Of course, the story of Shadow of War is different, it is a sequel after all, but even the way it’s told differs. Shadow of Mordor was similar to something like the Force Unleashed, in that it told an original story within the Lord of the Rings that takes place between the trilogy and the Hobbit. Although its story started out fairly strong, it felt a bit wandering, and fans were generally unsatisfied by the abrupt ending that lacked any kind of challenge. Without spoiling anything the final boss battle of Shadow of War has indeed been improved, and there’s even quite a few other exciting battles peppered throughout the game.

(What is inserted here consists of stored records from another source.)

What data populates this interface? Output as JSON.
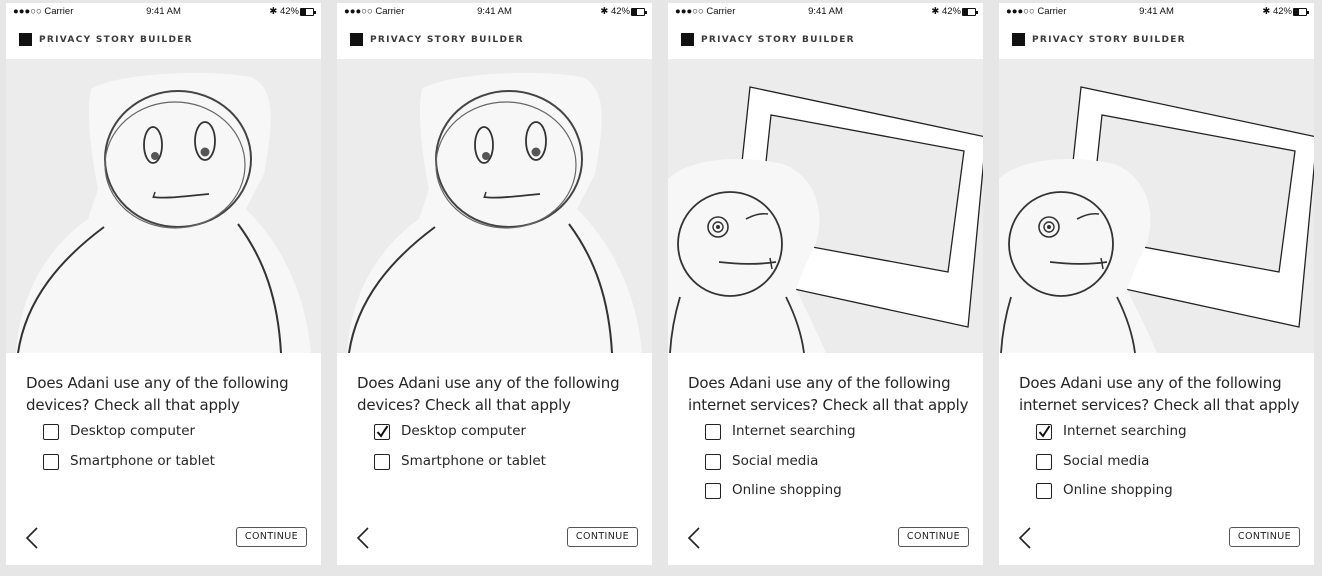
{
  "status_bar": {
    "carrier": "●●●○○ Carrier",
    "time": "9:41 AM",
    "battery": "42%"
  },
  "app": {
    "title": "PRIVACY STORY BUILDER"
  },
  "navigation": {
    "continue_label": "CONTINUE"
  },
  "screens": [
    {
      "question": "Does Adani use any of the following devices? Check all that apply",
      "options": [
        {
          "label": "Desktop computer",
          "checked": false
        },
        {
          "label": "Smartphone or tablet",
          "checked": false
        }
      ]
    },
    {
      "question": "Does Adani use any of the following devices? Check all that apply",
      "options": [
        {
          "label": "Desktop computer",
          "checked": true
        },
        {
          "label": "Smartphone or tablet",
          "checked": false
        }
      ]
    },
    {
      "question": "Does Adani use any of the following internet services? Check all that apply",
      "options": [
        {
          "label": "Internet searching",
          "checked": false
        },
        {
          "label": "Social media",
          "checked": false
        },
        {
          "label": "Online shopping",
          "checked": false
        }
      ]
    },
    {
      "question": "Does Adani use any of the following internet services? Check all that apply",
      "options": [
        {
          "label": "Internet searching",
          "checked": true
        },
        {
          "label": "Social media",
          "checked": false
        },
        {
          "label": "Online shopping",
          "checked": false
        }
      ]
    }
  ]
}
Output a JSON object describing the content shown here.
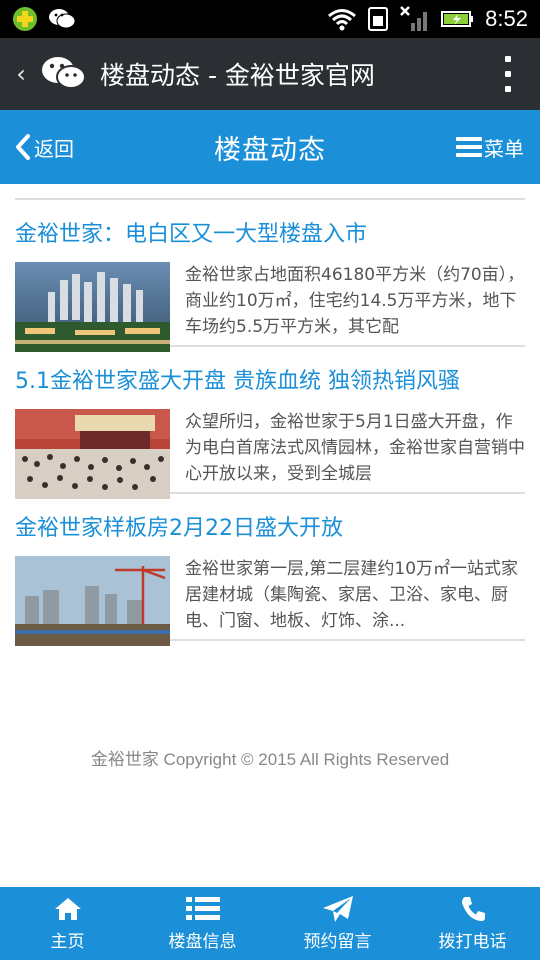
{
  "statusbar": {
    "time": "8:52",
    "icons": [
      "plus-app-icon",
      "wechat-notification-icon",
      "wifi-icon",
      "sim-icon",
      "signal-icon",
      "battery-charging-icon"
    ]
  },
  "wechat_bar": {
    "title": "楼盘动态 - 金裕世家官网",
    "back_icon": "chevron-left-icon",
    "logo_icon": "wechat-logo-icon",
    "more_icon": "more-vertical-icon"
  },
  "site_header": {
    "back_label": "返回",
    "title": "楼盘动态",
    "menu_label": "菜单"
  },
  "news": [
    {
      "title": "金裕世家：电白区又一大型楼盘入市",
      "summary": "金裕世家占地面积46180平方米（约70亩），商业约10万㎡，住宅约14.5万平方米，地下车场约5.5万平方米，其它配",
      "thumb": "aerial-city-render"
    },
    {
      "title": "5.1金裕世家盛大开盘 贵族血统 独领热销风骚",
      "summary": "众望所归，金裕世家于5月1日盛大开盘，作为电白首席法式风情园林，金裕世家自营销中心开放以来，受到全城层",
      "thumb": "opening-crowd-photo"
    },
    {
      "title": "金裕世家样板房2月22日盛大开放",
      "summary": "金裕世家第一层,第二层建约10万㎡一站式家居建材城（集陶瓷、家居、卫浴、家电、厨电、门窗、地板、灯饰、涂...",
      "thumb": "construction-site-photo"
    }
  ],
  "footer": {
    "copyright": "金裕世家 Copyright © 2015 All Rights Reserved"
  },
  "bottom_nav": [
    {
      "label": "主页",
      "icon": "home-icon"
    },
    {
      "label": "楼盘信息",
      "icon": "list-icon"
    },
    {
      "label": "预约留言",
      "icon": "paper-plane-icon"
    },
    {
      "label": "拨打电话",
      "icon": "phone-icon"
    }
  ],
  "colors": {
    "accent": "#1b8fd8",
    "wechat_bar": "#2b2f33",
    "text_gray": "#555555"
  }
}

However, there are positives and negatives here, depending on how you view Shadow of War. On one hand, Shadow of War seems much more concerned with its story , taking for time for exposition and setup, and by and large dropping in more cutscenes than Shadow of Mordor did. There’s also more story attached to side objectives, like how you get lore and glimpses of Shelob’s past from collectibles. This does lead to a downside, however, as Shadow of War plays things fast and loose with the Lord of the Rings series.
The game isn’t afraid to take generous liberties with the series. For example the decision to make Shelob a shapeshifter that can turn into a woman. While the story of Shadow of War isn’t going to go down as one of the all-time greats, it’s definitely fun and the pacing is better than in Shadow of Mordor. However, it’s easy to see that some Lord of the Rings fans might not particularly care for the liberties taken. Shadow of War does create an original story within the Lord of the Rings universe and has plenty of lore to match it, but whether or not you like the direction taken is up to you.